## EXERCISE OBJECTIVE
Produce a copy of every line in the records that holds the string "screenshot".

## RECORD EXTRACTS

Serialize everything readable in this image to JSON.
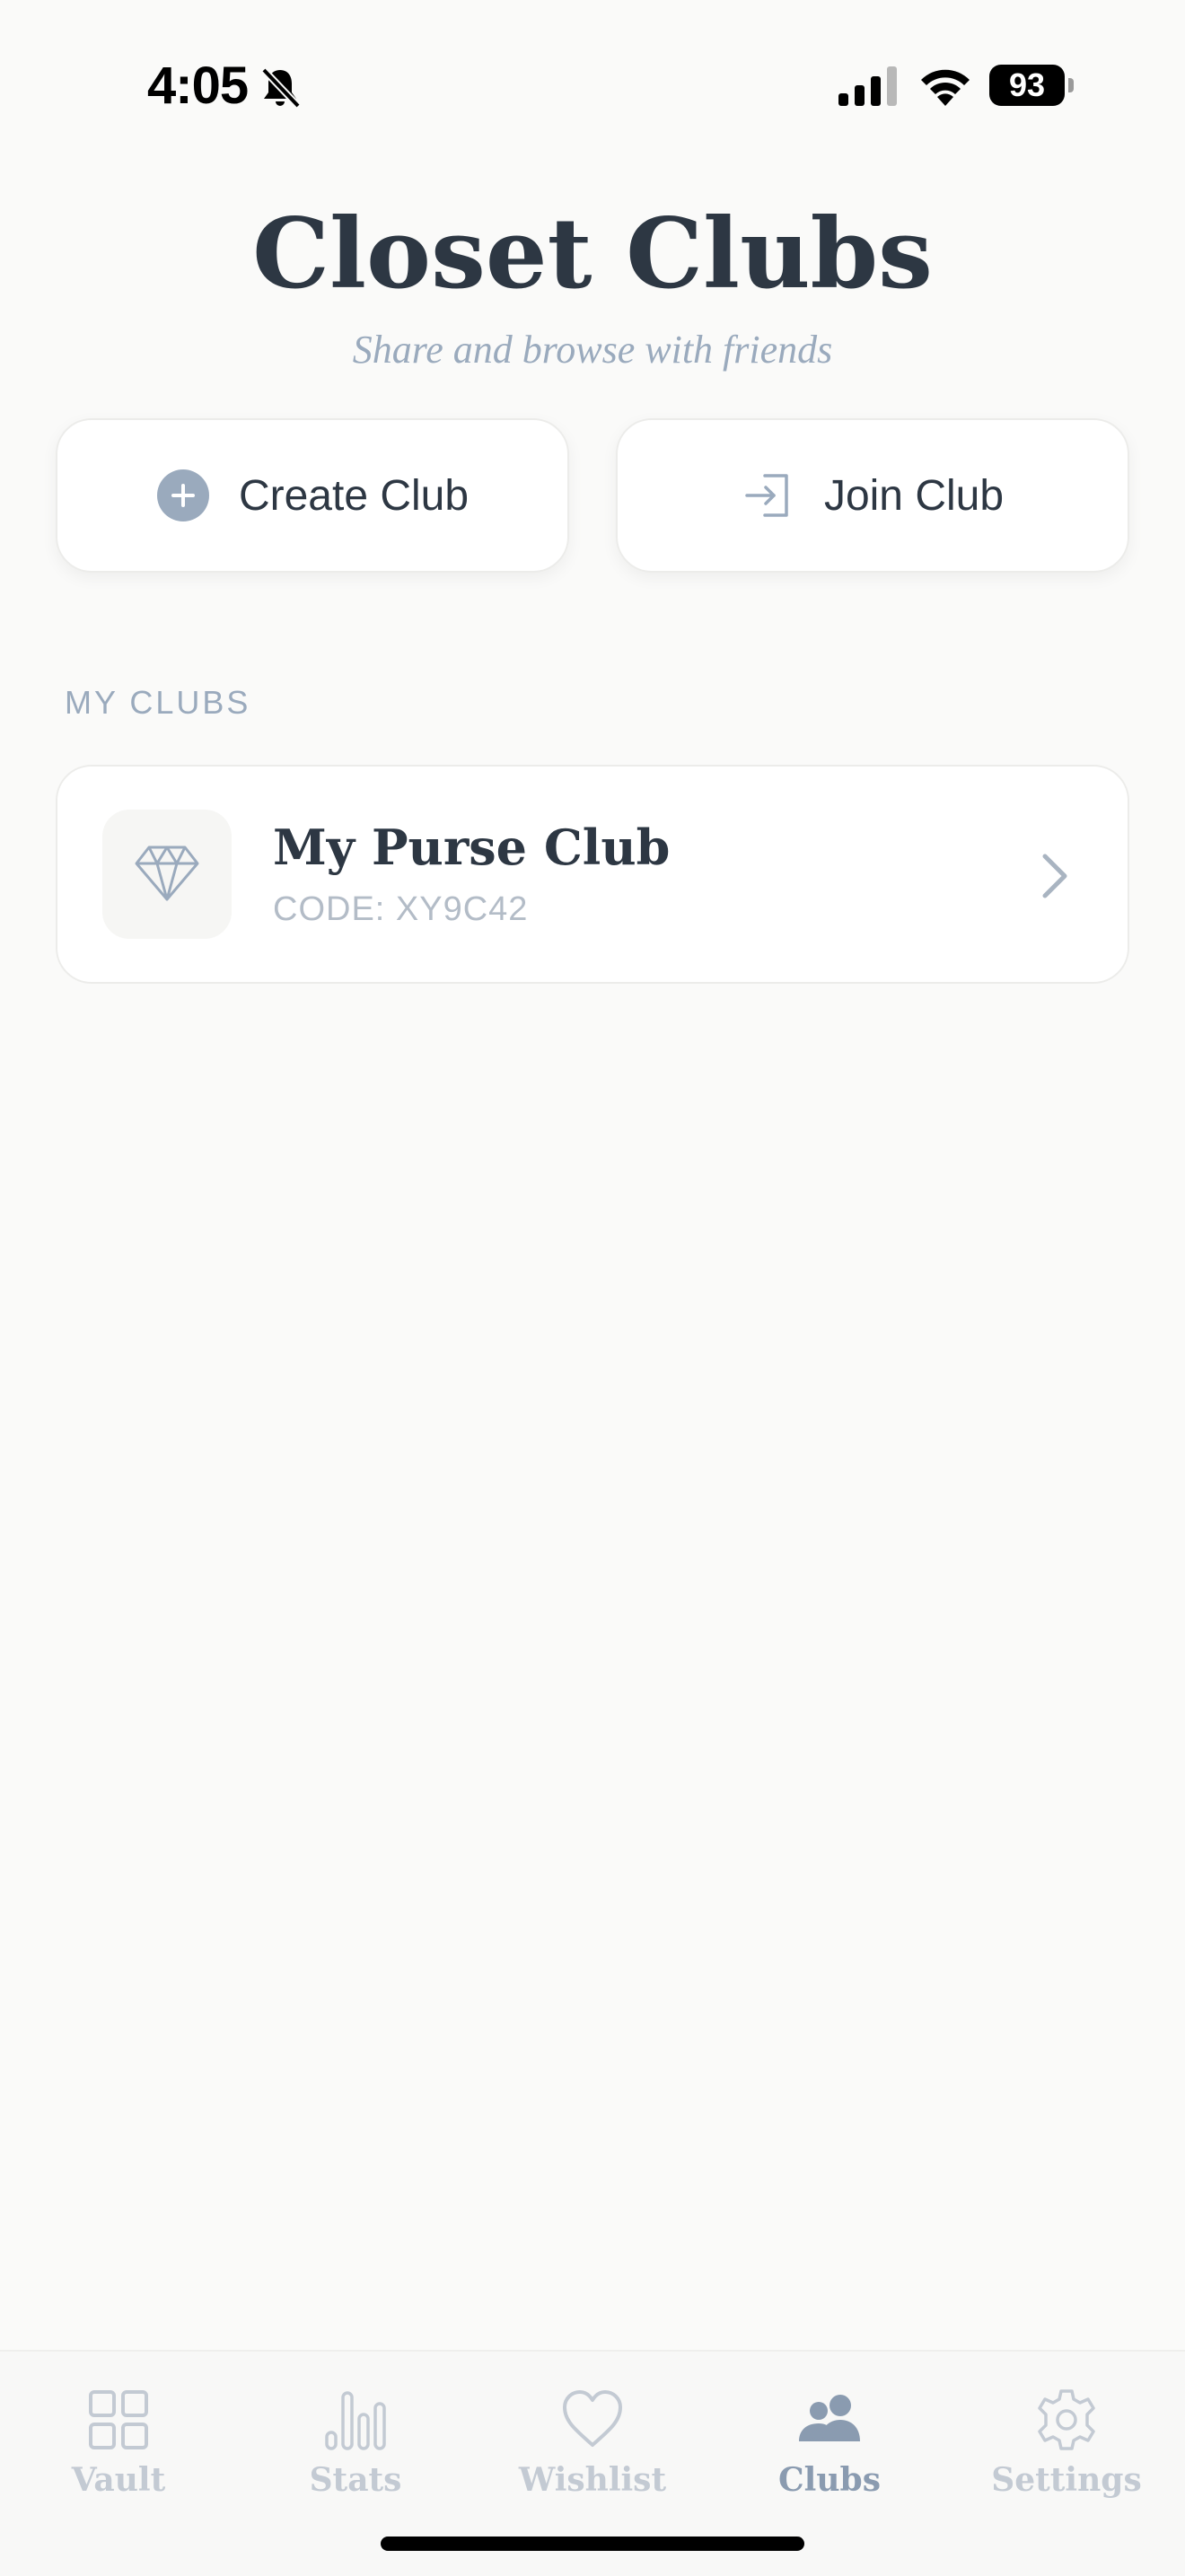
{
  "status_bar": {
    "time": "4:05",
    "battery": "93"
  },
  "header": {
    "title": "Closet Clubs",
    "subtitle": "Share and browse with friends"
  },
  "actions": {
    "create_label": "Create Club",
    "join_label": "Join Club"
  },
  "section": {
    "my_clubs_heading": "MY CLUBS"
  },
  "clubs": [
    {
      "name": "My Purse Club",
      "code": "CODE: XY9C42",
      "icon": "diamond-icon"
    }
  ],
  "tab_bar": {
    "tabs": [
      {
        "label": "Vault",
        "icon": "grid-icon",
        "active": false
      },
      {
        "label": "Stats",
        "icon": "bar-chart-icon",
        "active": false
      },
      {
        "label": "Wishlist",
        "icon": "heart-icon",
        "active": false
      },
      {
        "label": "Clubs",
        "icon": "people-icon",
        "active": true
      },
      {
        "label": "Settings",
        "icon": "gear-icon",
        "active": false
      }
    ]
  },
  "colors": {
    "background": "#fafaf9",
    "title": "#2d3743",
    "muted": "#9aaabd",
    "accent": "#8a9bb0",
    "inactive_tab": "#c3cad3"
  }
}
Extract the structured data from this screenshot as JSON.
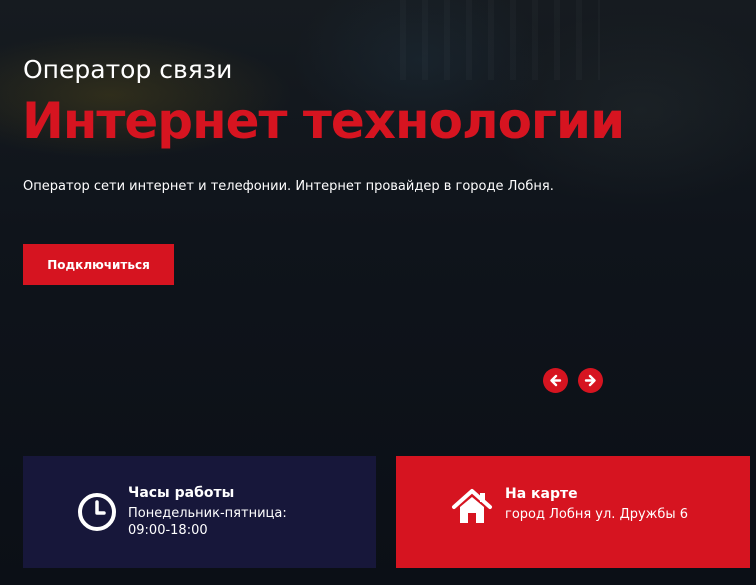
{
  "hero": {
    "subtitle": "Оператор связи",
    "title": "Интернет технологии",
    "description": "Оператор сети интернет и телефонии. Интернет провайдер в городе Лобня.",
    "cta_label": "Подключиться"
  },
  "slider": {
    "prev_icon": "arrow-left-icon",
    "next_icon": "arrow-right-icon"
  },
  "info_cards": {
    "hours": {
      "icon": "clock-icon",
      "title": "Часы работы",
      "line1": "Понедельник-пятница:",
      "line2": "09:00-18:00"
    },
    "map": {
      "icon": "home-icon",
      "title": "На карте",
      "address": "город Лобня ул. Дружбы 6"
    }
  },
  "colors": {
    "accent": "#d61420",
    "hours_card_bg": "#17173a",
    "background": "#0d1118",
    "text": "#ffffff"
  }
}
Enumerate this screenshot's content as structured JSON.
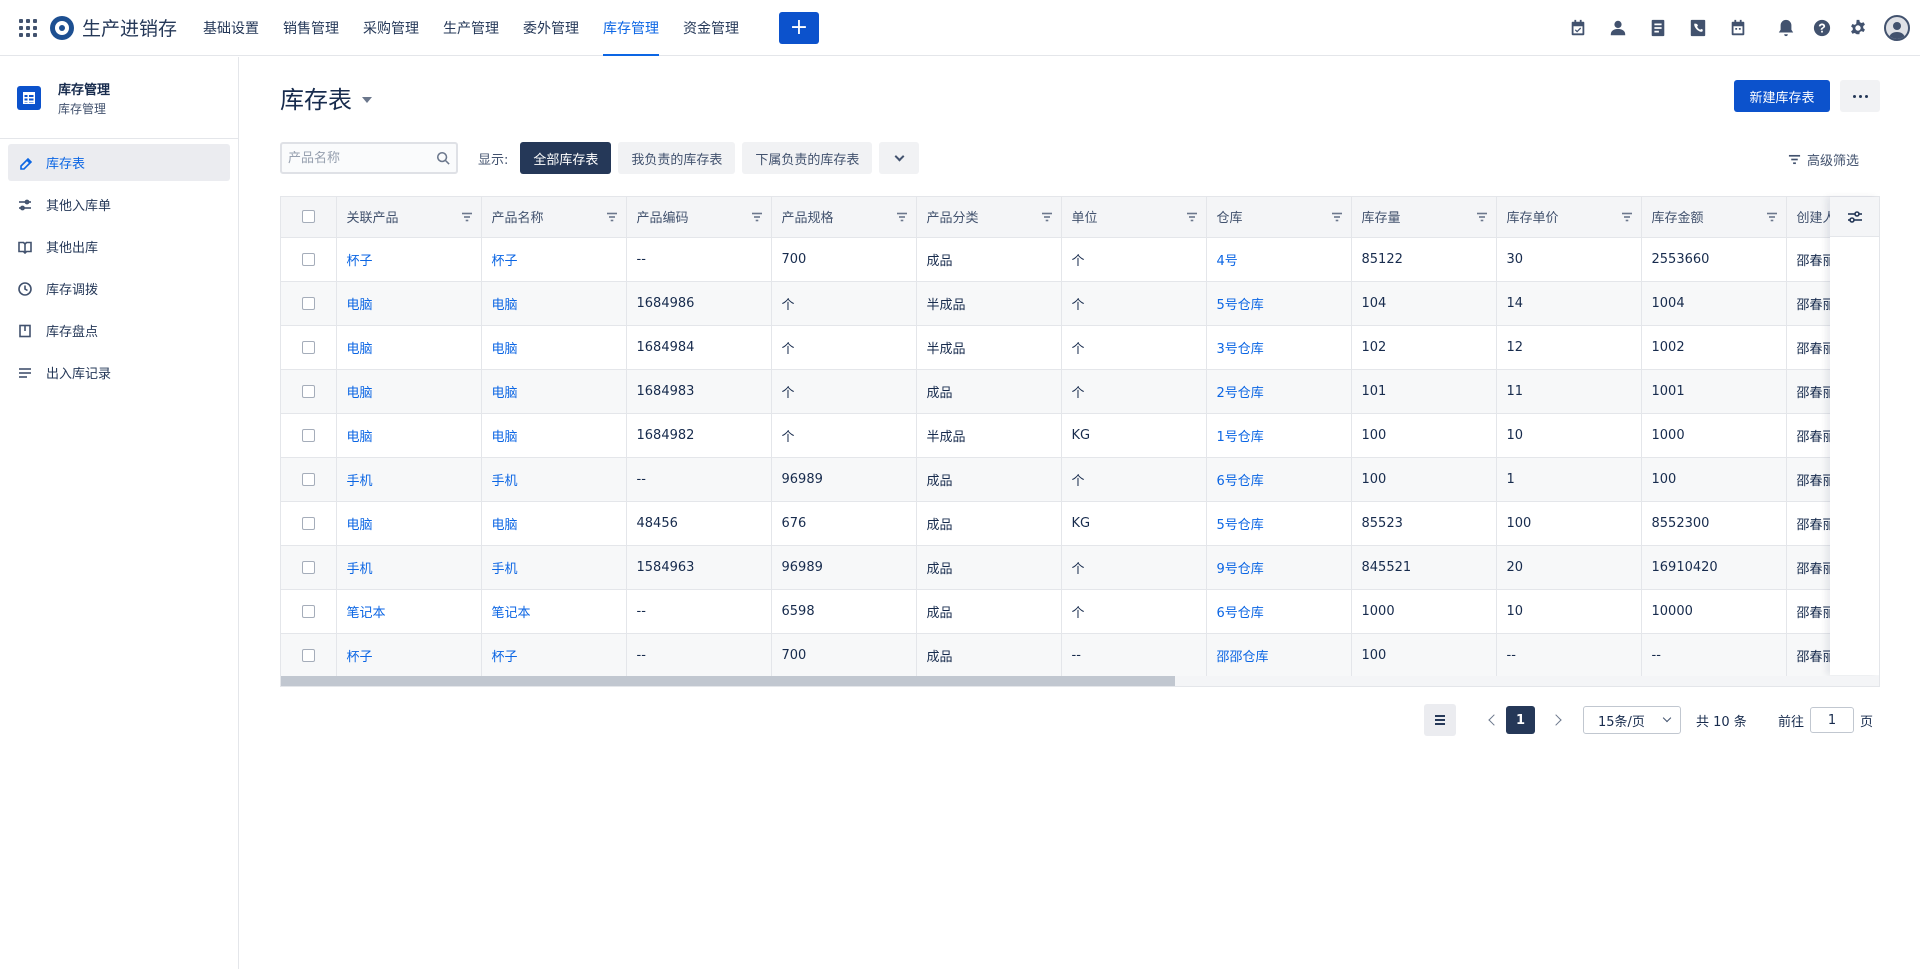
{
  "app": {
    "title": "生产进销存"
  },
  "topnav": {
    "items": [
      "基础设置",
      "销售管理",
      "采购管理",
      "生产管理",
      "委外管理",
      "库存管理",
      "资金管理"
    ],
    "active_index": 5,
    "plus_label": "+"
  },
  "sidebar": {
    "title": "库存管理",
    "subtitle": "库存管理",
    "items": [
      {
        "label": "库存表",
        "icon": "edit-icon"
      },
      {
        "label": "其他入库单",
        "icon": "sliders-icon"
      },
      {
        "label": "其他出库",
        "icon": "book-icon"
      },
      {
        "label": "库存调拨",
        "icon": "clock-icon"
      },
      {
        "label": "库存盘点",
        "icon": "ledger-icon"
      },
      {
        "label": "出入库记录",
        "icon": "list-icon"
      }
    ],
    "active_index": 0
  },
  "main": {
    "title": "库存表",
    "new_button": "新建库存表",
    "search_placeholder": "产品名称",
    "show_label": "显示:",
    "segments": [
      "全部库存表",
      "我负责的库存表",
      "下属负责的库存表"
    ],
    "active_segment": 0,
    "advanced_filter": "高级筛选"
  },
  "table": {
    "columns": [
      "关联产品",
      "产品名称",
      "产品编码",
      "产品规格",
      "产品分类",
      "单位",
      "仓库",
      "库存量",
      "库存单价",
      "库存金额",
      "创建人"
    ],
    "rows": [
      [
        "杯子",
        "杯子",
        "--",
        "700",
        "成品",
        "个",
        "4号",
        "85122",
        "30",
        "2553660",
        "邵春丽"
      ],
      [
        "电脑",
        "电脑",
        "1684986",
        "个",
        "半成品",
        "个",
        "5号仓库",
        "104",
        "14",
        "1004",
        "邵春丽"
      ],
      [
        "电脑",
        "电脑",
        "1684984",
        "个",
        "半成品",
        "个",
        "3号仓库",
        "102",
        "12",
        "1002",
        "邵春丽"
      ],
      [
        "电脑",
        "电脑",
        "1684983",
        "个",
        "成品",
        "个",
        "2号仓库",
        "101",
        "11",
        "1001",
        "邵春丽"
      ],
      [
        "电脑",
        "电脑",
        "1684982",
        "个",
        "半成品",
        "KG",
        "1号仓库",
        "100",
        "10",
        "1000",
        "邵春丽"
      ],
      [
        "手机",
        "手机",
        "--",
        "96989",
        "成品",
        "个",
        "6号仓库",
        "100",
        "1",
        "100",
        "邵春丽"
      ],
      [
        "电脑",
        "电脑",
        "48456",
        "676",
        "成品",
        "KG",
        "5号仓库",
        "85523",
        "100",
        "8552300",
        "邵春丽"
      ],
      [
        "手机",
        "手机",
        "1584963",
        "96989",
        "成品",
        "个",
        "9号仓库",
        "845521",
        "20",
        "16910420",
        "邵春丽"
      ],
      [
        "笔记本",
        "笔记本",
        "--",
        "6598",
        "成品",
        "个",
        "6号仓库",
        "1000",
        "10",
        "10000",
        "邵春丽"
      ],
      [
        "杯子",
        "杯子",
        "--",
        "700",
        "成品",
        "--",
        "邵邵仓库",
        "100",
        "--",
        "--",
        "邵春丽"
      ]
    ],
    "link_columns": [
      0,
      1,
      6
    ]
  },
  "pagination": {
    "current_page": "1",
    "page_size": "15条/页",
    "total": "共 10 条",
    "goto_label": "前往",
    "goto_value": "1",
    "page_suffix": "页"
  },
  "icons": {
    "top": [
      "calendar-check-icon",
      "contact-icon",
      "document-icon",
      "phone-icon",
      "calendar-icon",
      "bell-icon",
      "help-icon",
      "gear-icon",
      "user-avatar-icon"
    ]
  }
}
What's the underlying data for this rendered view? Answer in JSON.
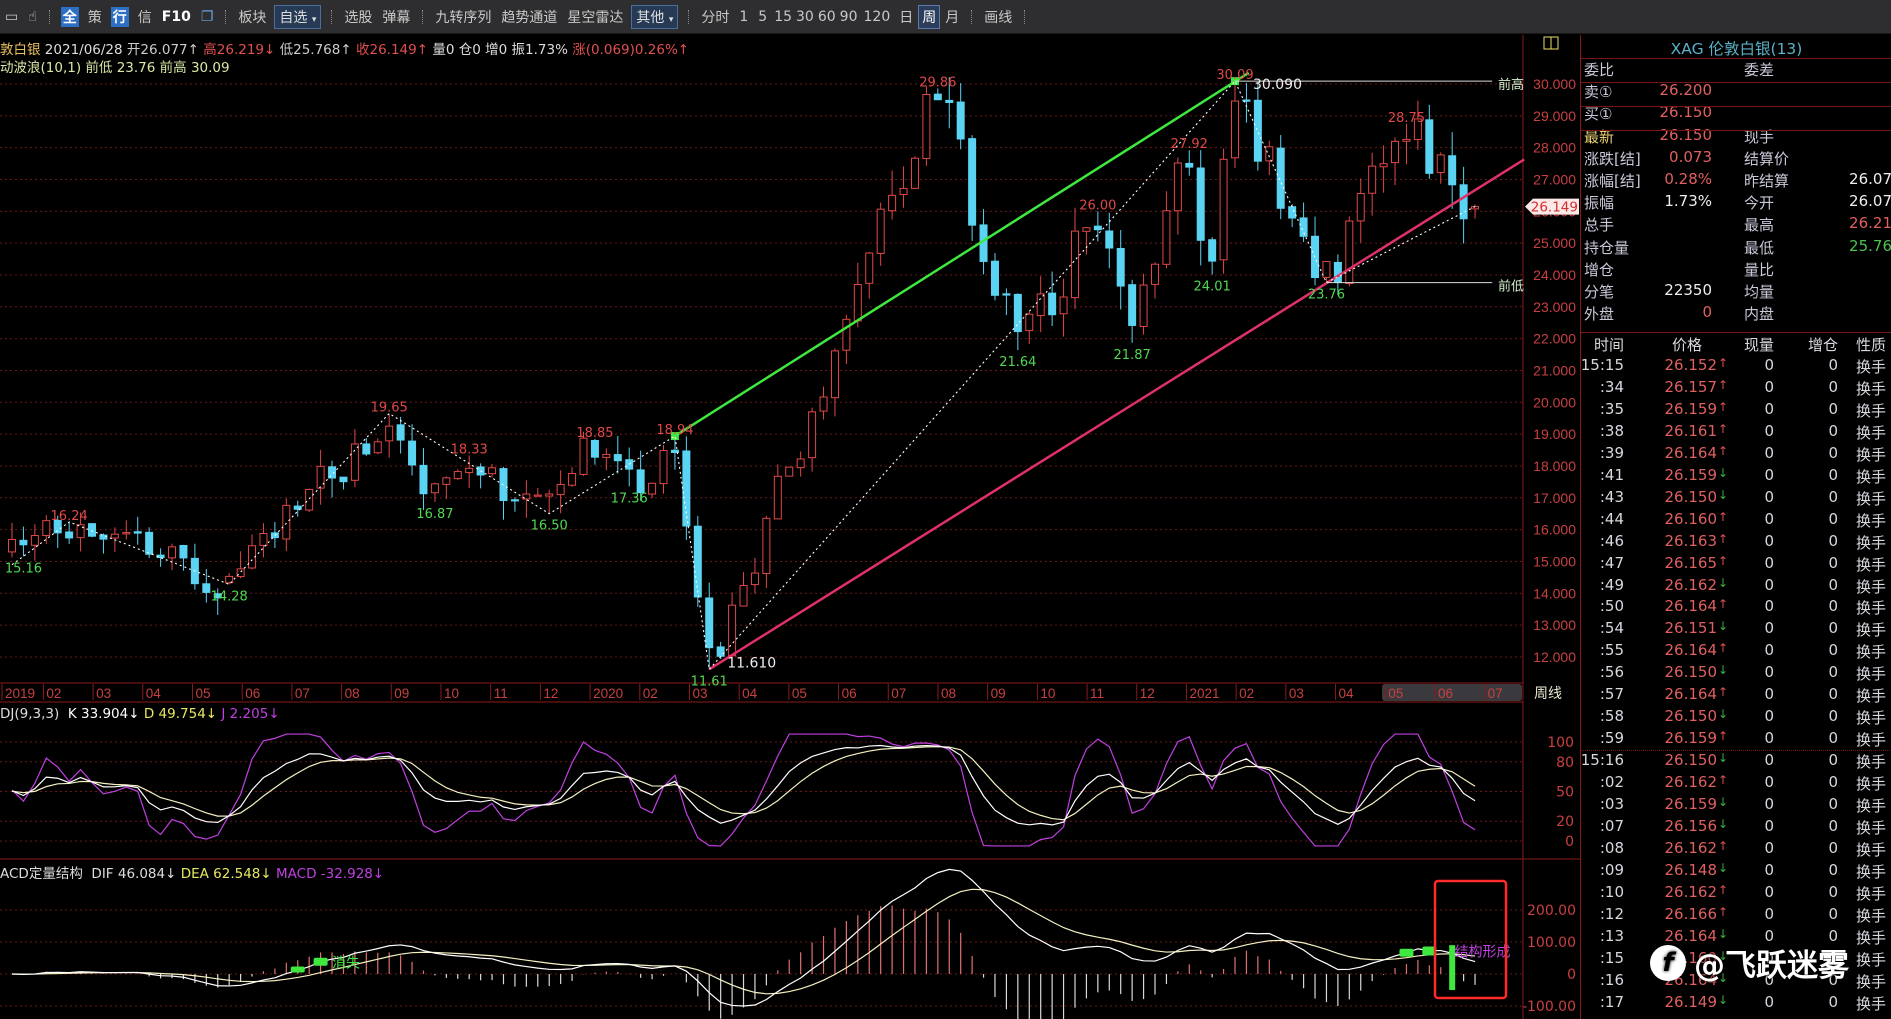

## TASK SOLUTION
Extract the structured data from this screenshot as JSON.
Enumerate this screenshot's content as structured JSON.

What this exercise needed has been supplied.